"I understand," thought Tereso, "the price of Fausta is my first participation in the party".
More the plot advances and  more the quadrille bteween the protagonists slides to a dance of death. Satire is blatant and the novel was censored. It was not until 1950 that the book was published in France.

Published later (1967 for Italy and 1968 for France), Command, and I Will Obey You (Una cosa e una cosa) is a collection of short stories in which Moravoia express is taste for caricature, sometimes to surrealism.  In "The Law of Laws", the protagonist, Ettore, has the sensation that a bomb exploded in his head. If there is no external changes, he can no longer do anything unless he finds a law or rule, or a standard indicating how he should behave.

In one of his last interviews, given to the Magazine Littéraire in November 1990, Moravia recall with simplicity: "My goal is to write a fable and, pursuing this story, I come into contact with the culture of the time."

Currently, the librairie Loliée offers : 
  • Moravia (Alberto). Le Quadrille des masques (La Mascherata). Traduit de l’italien par Armand Pierhal et Viviana Paques. Roman.  Paris, Gallimard "Du monde entier", 1950, in-12. First french edition. One of the 250 copies on Lafuma vellum, only deluxe paper.
  • Moravia (Alberto). Une Chose est une chose. Nouvelles. Traduit de l’italien par Simone de Vergennes. Paris, Flammarion "Lettres Etrangères", 1968, in-8. First french edition. One of the 30 copies on Alfa vellum, only deluxe paper.

September 01, 2011

Chantiers : the Carcassonne magazine of Joë Bousquet

It is in the darkness of his room where he lived as cloistered that Joë Bousquet (1897-1950) launched the magazine Chantiers in 1928. At the initiative to this regional publication, two lifelong friends : the poet of classical expression François-Paul Alibert and the philosopher Claude Estève who taught at the city high school. Others friends from Carcassonne contributed to the magazine, Ferdinand Alquié, Henri Féraud, Maurice Nogué and René Nelli, who was the director ; but also friends from the capital, Paul Eluard, Michel Leiris.

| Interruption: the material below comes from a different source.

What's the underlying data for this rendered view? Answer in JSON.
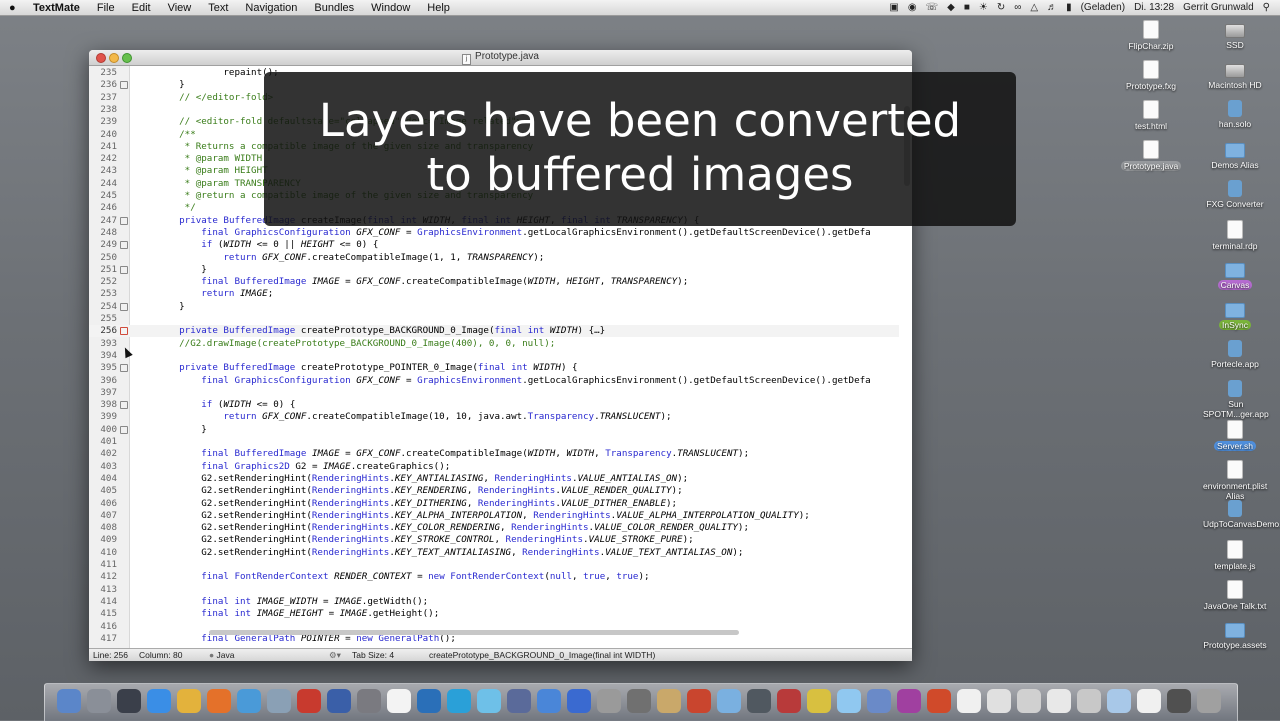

If the filiation with Surrealism marked the initial spirit of the magazine, the influences multiplied in contact with other publications of that time such as Les Cahiers de l'Etoile of Carlo Suares, Le Grand Jeu of Daumal René and Roger Gilbert-Lecomte, and of course Les Cahiers du Sud of  Jean  Ballard and André Gaillard.

In nine issues on almost two years, Chantiers offers a variety of styles, mixing different currents of that time. 

Currently, the librairie Loliée offers : 
  • [REVUE] Chantiers. N°1 to 9, january 1928 – july 1930. Carcassonne, [dépôt général : Paris, Gallimard], 9 issues binded in an in-4 volume, half-morroco black, dos lisse, original covers for 5 issues (A. Lobstein). Complete set of the 9 issues of which 4 in facsimile of the rare magazine supervised by René Nelli et Joë Bousquet.